When I am painting a batch of like figures, I usually put a handful of random figures on the table at the same time.  Sometimes I just use them as a place to apply leftover paint on the pallets.  This time I had this dwarf and the Lara Croft looking figure on the table, so I finished them at the same time.

Lara Croft, I guess.

from Buck’s Blog
from Tumblr


Gutrags, Stitch Golem: Bones 3 Figure

Chris Palmer

   This past week I painted Gutrags, Stitch Golem from the Bones 3 Stoneskull Exxpansion.    I think I’m going to try and complete the Stoneskull Expansion box before Bones 4 arrives.  We’ll see how that goes… 😄
      I painted one of the other Bones 4 Stitch Golems back in October of last year: Lesser Stitch Golem. So I had had then blog entry to guide me in painting this bigger one.
      I prepped the figure in the usual way; soaking it in a dish of water with a couple drops of dish-soap added, then giving it a light scrub with a soft toothbrush, and then rinsing and drying it.   I then glued the figure to a black-primed 1.5" fender washer with Aleene’s Tacky glue, and then placed the figure in my painting grip.

  I began by giving the figure a wash with Reaper MSP “Brown Liner”; and when that was dry, I started painting by doing the large square of fabric on his belly with Apple Barrel “Lemon Chiffon”.  I then painted some of the textured sections of fabric with Americana “Antique White”, some textured section  with Folk Art “Butter Pecan”, and others with “Sable Brown”

        Next, I tried to finish painting the textured fabric bits, using Folk Art “Barn Wood”, and then Americana “Mississippi Mud”.  I then painted his head with Reaper MSP “Hearth Fire”, sections of his arms and legs with Reaper MSP HD “Rusty Red”.  I also used some Reaper MSP “Christmas Wreath”, and Anita’s “Violet” to help finish the remaining fabric sections.

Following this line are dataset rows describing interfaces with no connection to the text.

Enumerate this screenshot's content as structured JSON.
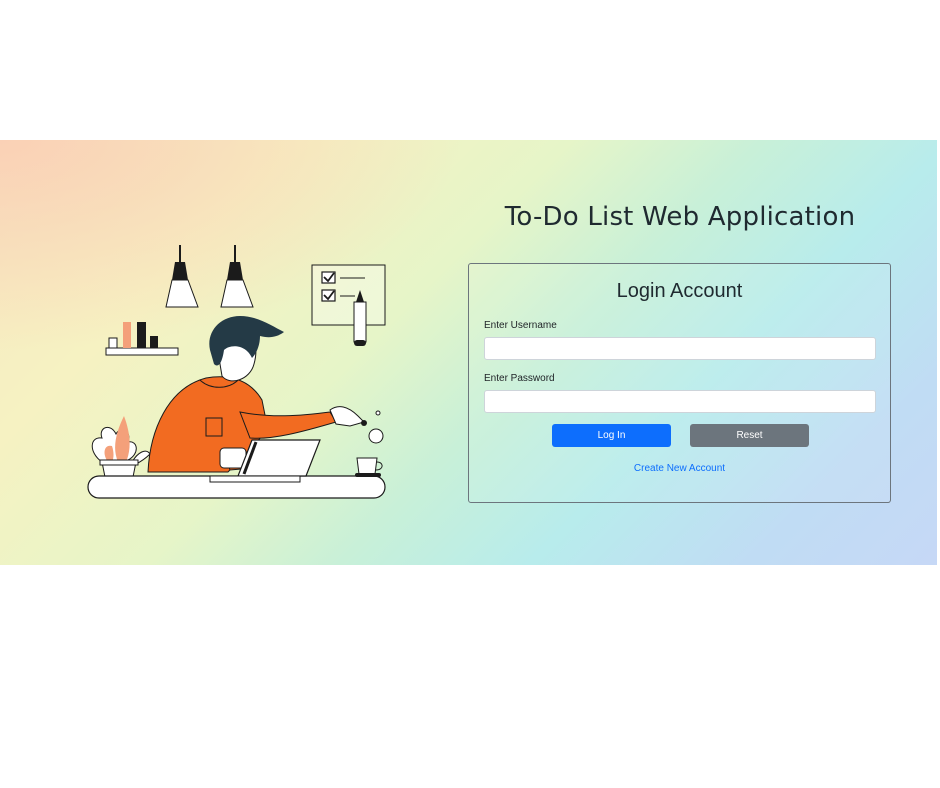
{
  "app": {
    "title": "To-Do List Web Application"
  },
  "login_form": {
    "heading": "Login Account",
    "username_label": "Enter Username",
    "username_value": "",
    "password_label": "Enter Password",
    "password_value": "",
    "login_button": "Log In",
    "reset_button": "Reset",
    "create_account_link": "Create New Account"
  },
  "illustration": {
    "subject": "person-working-at-laptop-illustration",
    "accent_color": "#f26b21",
    "line_color": "#1b1b1b"
  },
  "colors": {
    "primary": "#0d6efd",
    "secondary": "#6c757d",
    "text": "#1f2a30"
  }
}
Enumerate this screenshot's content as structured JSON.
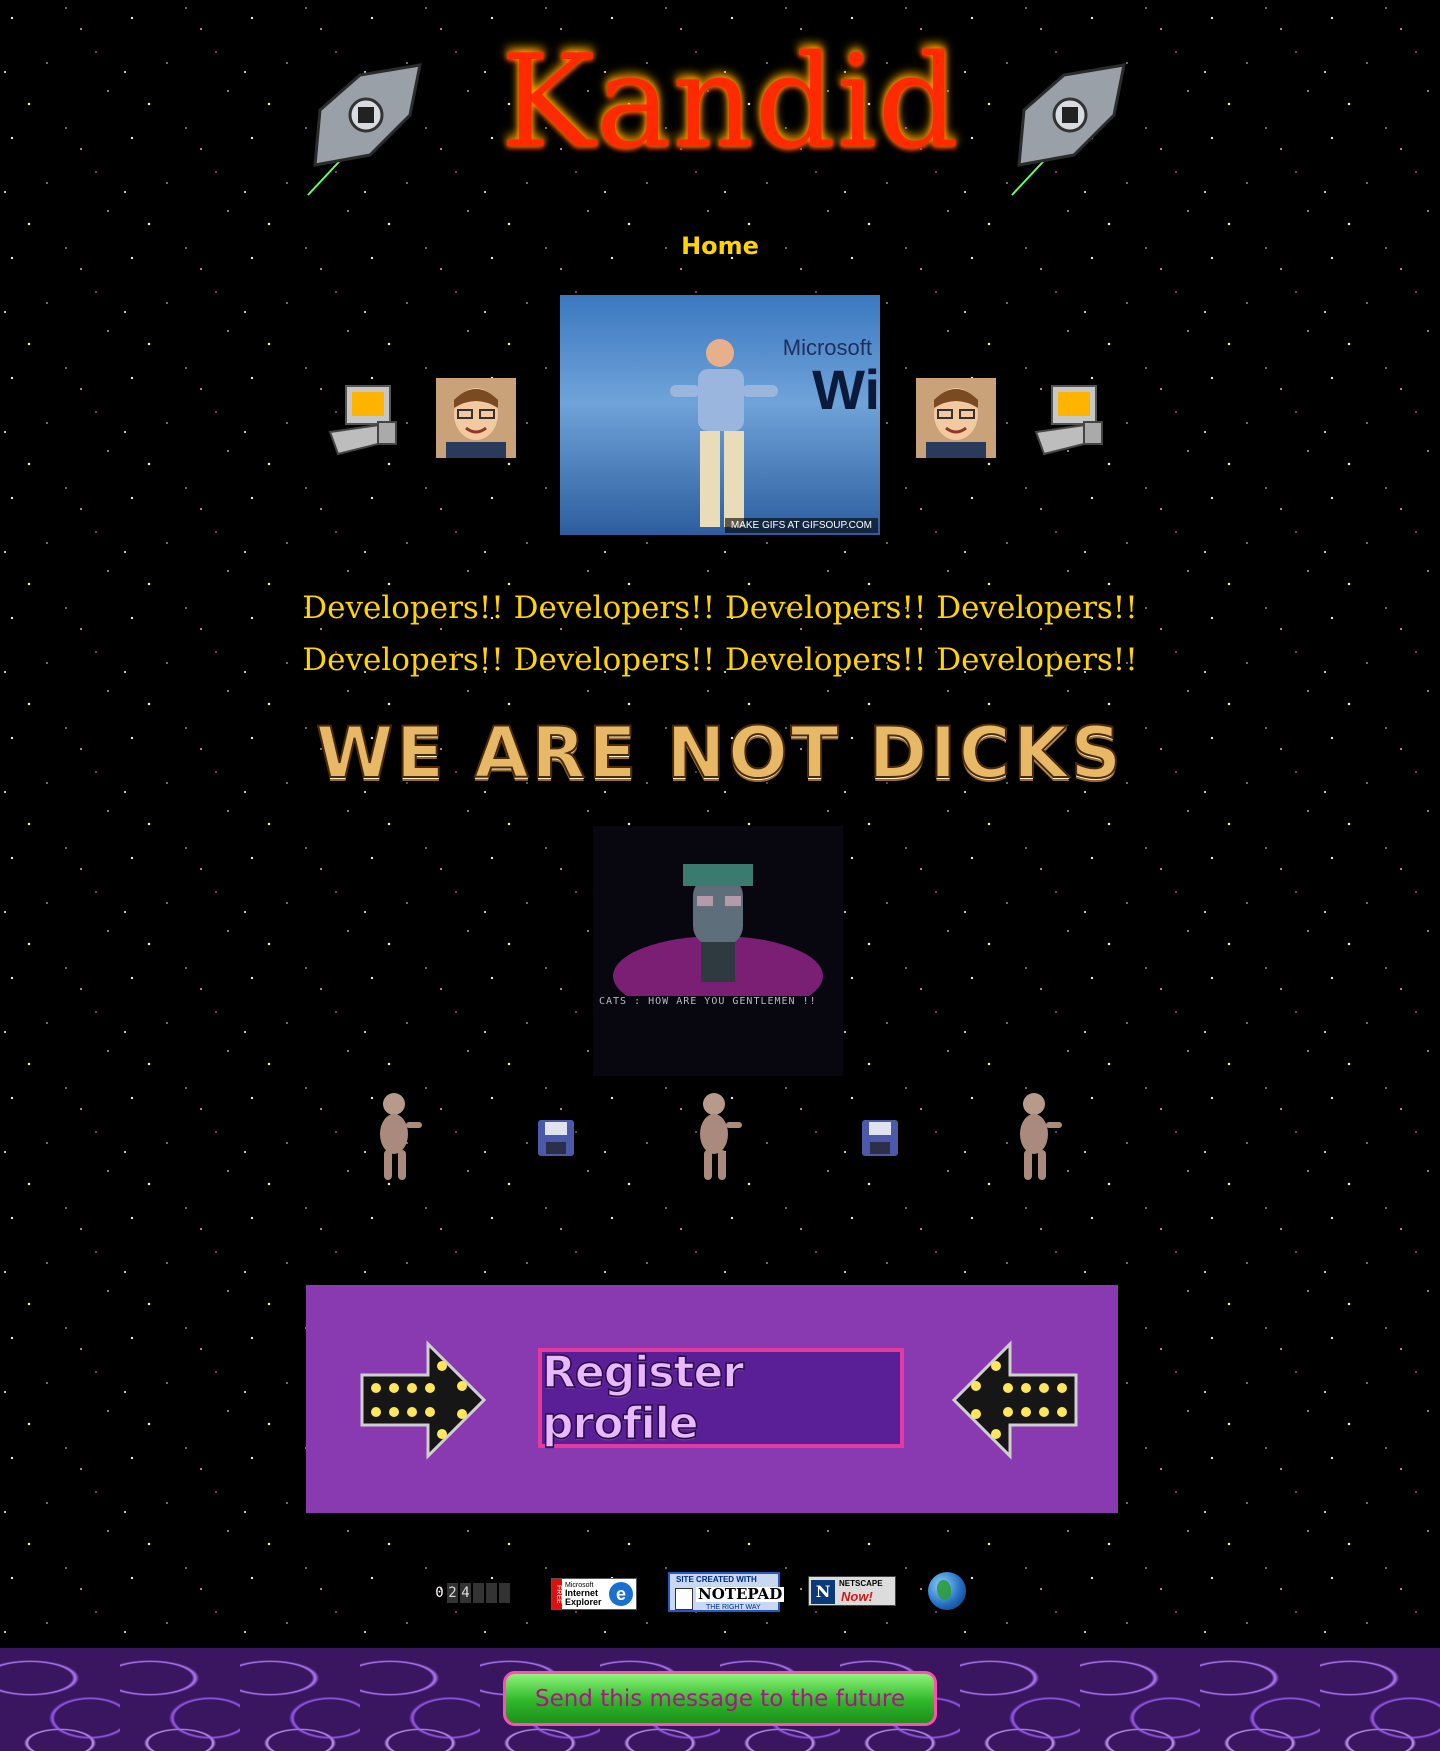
{
  "header": {
    "logo_text": "Kandid",
    "logo_icon": "fire-logo-icon",
    "ship_icon": "tie-fighter-icon"
  },
  "nav": {
    "home_label": "Home"
  },
  "hero": {
    "logo_small": "Microsoft",
    "logo_big": "Wi",
    "caption": "MAKE GIFS AT GIFSOUP.COM",
    "portrait_icon": "bill-gates-portrait-icon",
    "computer_icon": "old-computer-icon"
  },
  "developers": {
    "line1": "Developers!! Developers!! Developers!! Developers!!",
    "line2": "Developers!! Developers!! Developers!! Developers!!"
  },
  "banner": {
    "text": "WE ARE NOT DICKS"
  },
  "cats_gif": {
    "text": "CATS : HOW ARE YOU GENTLEMEN !!"
  },
  "dancing_row": {
    "baby_icon": "dancing-baby-icon",
    "floppy_icon": "floppy-disk-icon"
  },
  "register": {
    "label": "Register profile",
    "arrow_icon": "marquee-arrow-icon"
  },
  "badges": {
    "counter_digits": [
      "0",
      "2",
      "4",
      "",
      "",
      ""
    ],
    "ie": {
      "free": "FREE",
      "line1": "Microsoft",
      "line2": "Internet",
      "line3": "Explorer",
      "glyph": "e"
    },
    "notepad": {
      "top": "SITE CREATED WITH",
      "name": "NOTEPAD",
      "bottom": "THE RIGHT WAY"
    },
    "netscape": {
      "glyph": "N",
      "name": "NETSCAPE",
      "now": "Now!"
    },
    "globe_icon": "globe-icon"
  },
  "footer": {
    "button_label": "Send this message to the future"
  },
  "colors": {
    "accent_yellow": "#ffd400",
    "panel_purple": "#8a3ab0",
    "button_green": "#2fb82a"
  }
}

      I painted the small patch on his back with Crafter’s Acrylic “Storm Cloud Grey, as well as one other small section of fabric I found.  I then painted a tartan pattern on the fabric sections i had painted "Christmas Wreath”, and a little blue flower pattern on the large “Lemon Chiffon” square on his belly.  After that, I painted the buttons an assortment of random colors I had around the table, his claws and needle with Americana Zinc, and his open mouth and belly rip with Ceramcoat “Black”.

          Then, after everything had time to dry, I gave the entire figure a wash with Citadel “Agrax Earthshade” wash.    After the wash was dry, I began highlighting by drybrushing all the brown/tan/beige colored cloth with the “Antique White”, and then did a lighter drybrushing with Americana “Bleached Sand”.   This was followed with highlighting his head with Crafter’s Acrylic “Bright Yellow”.

     Next, I highlighted the flower pattern cloth, as well as some of the lines on the Tartan sections with a little of the “Lemon Chiffon”.  I also highlighted the Tartan sections with some Crafter’s Acrylic “Holiday Green”, and then highlighted the “Rusty Red” sections with some Crafter’s Acrylic “Orange Spice”, and the “Violet” sections with Apple Barrel “Apple Lavender”.  After that, I did the stitching, using both the “Bleached Sand”, and the “Black” in different spots.  I highlighted the buttons a variety of colors I had sitting around, and then painted the claws and needle with Folk Art Metallics “Gunmetal Grey”, and then highlighted them with Ceramcoat “Metallic Silver”.
      Lastly, I painted the figure’s integral base with Americana “Bittersweet Chocolate”.
     I let the figure dry overnight and the next day I gave it a coat of Americana “DuraClear Matte” varnish.    Then, when  the varnish was dry, I used some white glue to flock the base.  Another overnight dry, and I sprayed it with Testor’s Dullcote".

     Well, I’m really pleased with how this fellow came out. I had a fun with all the different fabrics.  I’m looking forward to getting the third (and last) of these Stitch Golems painted up, and then I’ll post a picture of the trio.

via All Bones About It
from Tumblr